# What this task involves
What you return must match the entries word for word, minus the pictures.

-------- Provided records --------

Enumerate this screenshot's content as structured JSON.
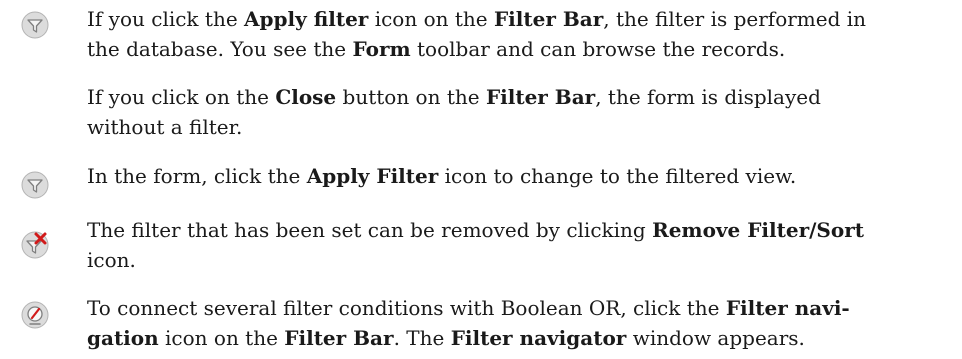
{
  "paragraphs": [
    {
      "icon": "apply-filter-icon",
      "lines": [
        [
          {
            "t": "If you click the "
          },
          {
            "t": "Apply filter",
            "b": true
          },
          {
            "t": " icon on the "
          },
          {
            "t": "Filter Bar",
            "b": true
          },
          {
            "t": ", the filter is performed in"
          }
        ],
        [
          {
            "t": "the database. You see the "
          },
          {
            "t": "Form",
            "b": true
          },
          {
            "t": " toolbar and can browse the records."
          }
        ]
      ]
    },
    {
      "icon": null,
      "lines": [
        [
          {
            "t": "If you click on the "
          },
          {
            "t": "Close",
            "b": true
          },
          {
            "t": " button on the "
          },
          {
            "t": "Filter Bar",
            "b": true
          },
          {
            "t": ", the form is displayed"
          }
        ],
        [
          {
            "t": "without a filter."
          }
        ]
      ]
    },
    {
      "icon": "apply-filter-icon",
      "lines": [
        [
          {
            "t": "In the form, click the "
          },
          {
            "t": "Apply Filter",
            "b": true
          },
          {
            "t": " icon to change to the filtered view."
          }
        ]
      ]
    },
    {
      "icon": "remove-filter-icon",
      "lines": [
        [
          {
            "t": "The filter that has been set can be removed by clicking "
          },
          {
            "t": "Remove Filter/Sort",
            "b": true
          }
        ],
        [
          {
            "t": "icon."
          }
        ]
      ]
    },
    {
      "icon": "filter-navigator-icon",
      "lines": [
        [
          {
            "t": "To connect several filter conditions with Boolean OR, click the "
          },
          {
            "t": "Filter navi-",
            "b": true
          }
        ],
        [
          {
            "t": "gation",
            "b": true
          },
          {
            "t": " icon on the "
          },
          {
            "t": "Filter Bar",
            "b": true
          },
          {
            "t": ". The "
          },
          {
            "t": "Filter navigator",
            "b": true
          },
          {
            "t": " window appears."
          }
        ]
      ]
    }
  ]
}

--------

# Expected answer
Enumerate this screenshot's content as structured JSON.
{
  "paragraphs": [
    {
      "icon": "apply-filter-icon",
      "lines": [
        [
          {
            "t": "If you click the "
          },
          {
            "t": "Apply filter",
            "b": true
          },
          {
            "t": " icon on the "
          },
          {
            "t": "Filter Bar",
            "b": true
          },
          {
            "t": ", the filter is performed in"
          }
        ],
        [
          {
            "t": "the database. You see the "
          },
          {
            "t": "Form",
            "b": true
          },
          {
            "t": " toolbar and can browse the records."
          }
        ]
      ]
    },
    {
      "icon": null,
      "lines": [
        [
          {
            "t": "If you click on the "
          },
          {
            "t": "Close",
            "b": true
          },
          {
            "t": " button on the "
          },
          {
            "t": "Filter Bar",
            "b": true
          },
          {
            "t": ", the form is displayed"
          }
        ],
        [
          {
            "t": "without a filter."
          }
        ]
      ]
    },
    {
      "icon": "apply-filter-icon",
      "lines": [
        [
          {
            "t": "In the form, click the "
          },
          {
            "t": "Apply Filter",
            "b": true
          },
          {
            "t": " icon to change to the filtered view."
          }
        ]
      ]
    },
    {
      "icon": "remove-filter-icon",
      "lines": [
        [
          {
            "t": "The filter that has been set can be removed by clicking "
          },
          {
            "t": "Remove Filter/Sort",
            "b": true
          }
        ],
        [
          {
            "t": "icon."
          }
        ]
      ]
    },
    {
      "icon": "filter-navigator-icon",
      "lines": [
        [
          {
            "t": "To connect several filter conditions with Boolean OR, click the "
          },
          {
            "t": "Filter navi-",
            "b": true
          }
        ],
        [
          {
            "t": "gation",
            "b": true
          },
          {
            "t": " icon on the "
          },
          {
            "t": "Filter Bar",
            "b": true
          },
          {
            "t": ". The "
          },
          {
            "t": "Filter navigator",
            "b": true
          },
          {
            "t": " window appears."
          }
        ]
      ]
    }
  ]
}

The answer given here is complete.